MORE: Factory staff have redundancies brought forward over coronavirusMr Cartlidge said the sale of the Delphi site is vital in the current climate as “new investment into the town will reduce the impact of coronavirus on the local economy”.
He said: “It is inevitable that no matter what the government does there will be a spike in unemployment both nationally and locally due to coronavirus.
“Families could suffer from a drop in income as a result of unemployment, which could affect many aspects of people’s lives such as their mental health.
“Delphi had a long track record of giving local people good quality employment for life and many constituents are fully supportive of the site remaining as commercial use.”
He added: “Jobs will be gone within a few days so it is a priority that we create more local employment.”
Previously, negotiations with developers Charterhouse Property Group – who hoped to turn the site into housing – fell through leading Delphi to say that it would “engage other bidders on the reserve list”.

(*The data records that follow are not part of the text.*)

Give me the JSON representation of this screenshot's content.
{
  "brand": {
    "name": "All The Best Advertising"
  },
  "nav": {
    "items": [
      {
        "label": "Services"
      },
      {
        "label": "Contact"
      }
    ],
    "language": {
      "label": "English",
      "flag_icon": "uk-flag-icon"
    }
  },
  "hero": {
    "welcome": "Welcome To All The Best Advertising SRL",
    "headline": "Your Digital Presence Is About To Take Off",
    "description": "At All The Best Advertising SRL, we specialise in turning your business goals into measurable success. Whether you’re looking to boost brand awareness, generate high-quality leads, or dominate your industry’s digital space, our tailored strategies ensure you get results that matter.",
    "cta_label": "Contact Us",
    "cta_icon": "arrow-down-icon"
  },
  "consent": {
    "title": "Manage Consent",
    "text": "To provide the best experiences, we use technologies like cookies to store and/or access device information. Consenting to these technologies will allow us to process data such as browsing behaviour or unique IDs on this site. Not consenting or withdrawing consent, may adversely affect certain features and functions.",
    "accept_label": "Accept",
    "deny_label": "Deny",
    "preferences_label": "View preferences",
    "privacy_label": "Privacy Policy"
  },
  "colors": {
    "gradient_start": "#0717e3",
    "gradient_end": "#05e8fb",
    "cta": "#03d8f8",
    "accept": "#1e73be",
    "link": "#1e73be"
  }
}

Mr Cartlidge said he would like to see companies that offer good quality employment for local people like Delphi has done for many years – adding the site has been “so important for the town’s economy”.